For many Indian Americans, especially those of us who were born and raised in the US, it can be difficult to find a balance between our Indian heritage and American culture. In my childhood, I remember being more excited about holidays like Christmas and Thanksgiving than I was for Diwali, simply because I didn’t have as much exposure to Indian celebrations. As I got older, moving to a more diverse area has helped me take pride in my culture while learning more about others’ as well. Seeing how Indians like myself choose to honor their mixed cultures in their own personal ways is inspiring.

Although everyone’s way of celebrating looks different, the one thing I strive to do every Diwali is keeping in mind the reason behind the celebration: the struggles of goodness against evil, both historically and in our everyday lives. Being able to self-reflect during Diwali helps me foster growth in myself while celebrating my heritage, both of which are values very important to me. Diwali reminds me that despite the challenges we face, or perhaps even because of them, we can make the choice to embody what is right and have our own victories over evil.

Omisha Sangani

UC Riverside '25
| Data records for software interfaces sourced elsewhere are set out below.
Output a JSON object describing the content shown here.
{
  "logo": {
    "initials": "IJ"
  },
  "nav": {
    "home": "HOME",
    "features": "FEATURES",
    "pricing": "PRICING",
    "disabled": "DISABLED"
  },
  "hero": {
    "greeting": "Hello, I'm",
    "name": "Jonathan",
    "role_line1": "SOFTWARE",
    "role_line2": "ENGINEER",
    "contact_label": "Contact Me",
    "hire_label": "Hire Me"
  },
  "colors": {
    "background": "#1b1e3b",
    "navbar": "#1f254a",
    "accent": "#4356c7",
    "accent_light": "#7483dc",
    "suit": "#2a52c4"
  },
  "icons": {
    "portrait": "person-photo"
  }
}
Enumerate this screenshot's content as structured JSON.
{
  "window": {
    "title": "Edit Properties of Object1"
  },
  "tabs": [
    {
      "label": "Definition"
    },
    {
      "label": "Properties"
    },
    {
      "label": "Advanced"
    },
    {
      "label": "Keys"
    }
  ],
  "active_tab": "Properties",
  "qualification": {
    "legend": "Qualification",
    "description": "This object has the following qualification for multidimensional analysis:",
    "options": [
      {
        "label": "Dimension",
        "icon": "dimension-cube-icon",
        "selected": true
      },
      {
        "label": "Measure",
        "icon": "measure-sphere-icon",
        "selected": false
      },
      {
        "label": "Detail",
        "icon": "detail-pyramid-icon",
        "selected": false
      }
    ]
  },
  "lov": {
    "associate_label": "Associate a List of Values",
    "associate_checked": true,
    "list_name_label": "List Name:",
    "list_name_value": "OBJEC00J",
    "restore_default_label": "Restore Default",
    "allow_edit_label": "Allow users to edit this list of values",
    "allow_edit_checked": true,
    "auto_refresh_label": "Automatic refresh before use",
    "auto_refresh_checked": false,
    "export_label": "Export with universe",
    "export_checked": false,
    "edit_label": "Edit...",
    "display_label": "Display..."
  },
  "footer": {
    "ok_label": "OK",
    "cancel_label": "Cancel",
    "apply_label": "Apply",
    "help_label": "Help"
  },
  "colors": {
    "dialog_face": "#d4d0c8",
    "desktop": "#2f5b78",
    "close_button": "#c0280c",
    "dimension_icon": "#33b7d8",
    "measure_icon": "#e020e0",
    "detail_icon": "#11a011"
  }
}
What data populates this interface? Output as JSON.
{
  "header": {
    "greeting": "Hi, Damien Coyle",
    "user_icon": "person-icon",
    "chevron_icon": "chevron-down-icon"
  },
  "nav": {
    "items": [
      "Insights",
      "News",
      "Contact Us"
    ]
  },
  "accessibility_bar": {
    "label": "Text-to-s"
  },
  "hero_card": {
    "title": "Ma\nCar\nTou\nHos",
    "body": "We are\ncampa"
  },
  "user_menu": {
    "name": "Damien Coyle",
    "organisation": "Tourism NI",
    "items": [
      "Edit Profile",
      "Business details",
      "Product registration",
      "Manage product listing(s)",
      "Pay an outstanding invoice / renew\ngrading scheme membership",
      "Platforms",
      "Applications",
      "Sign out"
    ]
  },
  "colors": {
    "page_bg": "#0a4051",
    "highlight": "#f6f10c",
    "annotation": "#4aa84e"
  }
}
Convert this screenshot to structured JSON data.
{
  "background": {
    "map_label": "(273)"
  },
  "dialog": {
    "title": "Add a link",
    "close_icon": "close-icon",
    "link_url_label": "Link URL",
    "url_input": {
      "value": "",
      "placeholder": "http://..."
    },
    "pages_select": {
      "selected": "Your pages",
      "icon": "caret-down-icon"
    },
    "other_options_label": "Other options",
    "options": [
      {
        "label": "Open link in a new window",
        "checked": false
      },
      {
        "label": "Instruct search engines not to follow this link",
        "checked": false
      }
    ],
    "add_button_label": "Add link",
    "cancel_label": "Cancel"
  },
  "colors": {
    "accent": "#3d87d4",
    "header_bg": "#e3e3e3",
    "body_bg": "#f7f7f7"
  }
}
Omisha is an undergraduate student majoring in biology and planning to pursue medicine. She enjoys writing about wellness, life experiences, and academics. Outside of school and work, her interests include nature, fitness, art, and volunteering in her community.